Start of MATERIAL SUPPLIED

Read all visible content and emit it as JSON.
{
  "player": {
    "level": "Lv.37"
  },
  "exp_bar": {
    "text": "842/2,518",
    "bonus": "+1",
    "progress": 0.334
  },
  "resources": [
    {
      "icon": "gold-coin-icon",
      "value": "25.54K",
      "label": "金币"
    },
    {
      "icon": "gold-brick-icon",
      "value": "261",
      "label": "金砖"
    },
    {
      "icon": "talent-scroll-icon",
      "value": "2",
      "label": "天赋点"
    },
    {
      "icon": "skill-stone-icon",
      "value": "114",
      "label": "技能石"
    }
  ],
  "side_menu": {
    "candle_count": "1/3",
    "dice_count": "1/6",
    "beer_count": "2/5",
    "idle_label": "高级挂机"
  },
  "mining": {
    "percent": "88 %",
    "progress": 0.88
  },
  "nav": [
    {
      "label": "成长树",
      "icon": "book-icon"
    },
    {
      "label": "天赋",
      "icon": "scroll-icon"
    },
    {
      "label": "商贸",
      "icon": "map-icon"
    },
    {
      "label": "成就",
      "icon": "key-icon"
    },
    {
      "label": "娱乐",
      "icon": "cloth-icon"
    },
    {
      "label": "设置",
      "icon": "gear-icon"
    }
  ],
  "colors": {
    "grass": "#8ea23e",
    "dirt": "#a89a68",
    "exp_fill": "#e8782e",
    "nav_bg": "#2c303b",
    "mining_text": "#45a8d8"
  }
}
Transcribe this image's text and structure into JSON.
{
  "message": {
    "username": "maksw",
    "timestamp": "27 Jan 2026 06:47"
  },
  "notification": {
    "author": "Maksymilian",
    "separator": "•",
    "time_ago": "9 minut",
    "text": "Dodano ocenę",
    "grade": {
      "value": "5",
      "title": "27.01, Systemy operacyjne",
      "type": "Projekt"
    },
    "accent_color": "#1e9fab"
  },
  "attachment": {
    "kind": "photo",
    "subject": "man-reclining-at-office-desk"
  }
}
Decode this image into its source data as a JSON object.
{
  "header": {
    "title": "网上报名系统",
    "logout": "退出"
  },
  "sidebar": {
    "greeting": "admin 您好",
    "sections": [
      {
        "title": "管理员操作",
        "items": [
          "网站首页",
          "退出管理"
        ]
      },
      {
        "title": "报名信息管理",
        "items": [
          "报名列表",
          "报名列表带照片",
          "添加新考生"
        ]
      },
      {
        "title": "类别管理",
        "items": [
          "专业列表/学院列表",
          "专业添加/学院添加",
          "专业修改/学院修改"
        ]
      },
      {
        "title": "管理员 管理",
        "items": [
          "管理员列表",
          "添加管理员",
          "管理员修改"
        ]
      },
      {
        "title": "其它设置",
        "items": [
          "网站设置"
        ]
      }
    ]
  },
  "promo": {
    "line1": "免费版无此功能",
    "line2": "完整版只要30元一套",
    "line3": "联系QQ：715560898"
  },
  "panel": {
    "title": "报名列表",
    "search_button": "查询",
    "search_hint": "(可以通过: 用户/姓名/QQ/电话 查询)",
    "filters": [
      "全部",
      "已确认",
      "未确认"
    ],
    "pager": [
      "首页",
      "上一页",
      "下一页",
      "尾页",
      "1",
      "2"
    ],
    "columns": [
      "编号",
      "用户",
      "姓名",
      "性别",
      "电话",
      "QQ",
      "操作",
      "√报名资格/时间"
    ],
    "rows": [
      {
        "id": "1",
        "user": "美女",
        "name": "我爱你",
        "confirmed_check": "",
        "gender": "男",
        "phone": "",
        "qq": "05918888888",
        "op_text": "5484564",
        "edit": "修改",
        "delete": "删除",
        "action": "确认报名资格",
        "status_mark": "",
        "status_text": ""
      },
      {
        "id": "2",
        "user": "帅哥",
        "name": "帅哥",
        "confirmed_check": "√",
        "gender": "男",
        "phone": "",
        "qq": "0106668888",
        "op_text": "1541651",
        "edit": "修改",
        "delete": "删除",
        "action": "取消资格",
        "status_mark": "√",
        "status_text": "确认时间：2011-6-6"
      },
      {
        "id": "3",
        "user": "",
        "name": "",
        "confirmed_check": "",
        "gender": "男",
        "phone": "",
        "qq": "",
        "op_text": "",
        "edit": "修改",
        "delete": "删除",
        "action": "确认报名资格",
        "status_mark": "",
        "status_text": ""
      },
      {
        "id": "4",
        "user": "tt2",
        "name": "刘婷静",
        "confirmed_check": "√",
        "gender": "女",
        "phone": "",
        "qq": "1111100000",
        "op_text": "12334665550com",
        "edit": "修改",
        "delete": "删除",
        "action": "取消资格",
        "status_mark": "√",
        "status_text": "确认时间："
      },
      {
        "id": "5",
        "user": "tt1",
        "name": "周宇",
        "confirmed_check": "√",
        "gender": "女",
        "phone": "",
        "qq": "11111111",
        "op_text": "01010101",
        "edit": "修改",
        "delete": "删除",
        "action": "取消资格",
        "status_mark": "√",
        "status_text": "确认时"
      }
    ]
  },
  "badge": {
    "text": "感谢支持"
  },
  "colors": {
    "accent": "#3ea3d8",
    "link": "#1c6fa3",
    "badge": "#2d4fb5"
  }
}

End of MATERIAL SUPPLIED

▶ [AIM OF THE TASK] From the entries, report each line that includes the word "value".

▶ [WRITTEN ANSWER]
      "value": "25.54K",
      "value": "261",
      "value": "2",
      "value": "114",
      "value": "5",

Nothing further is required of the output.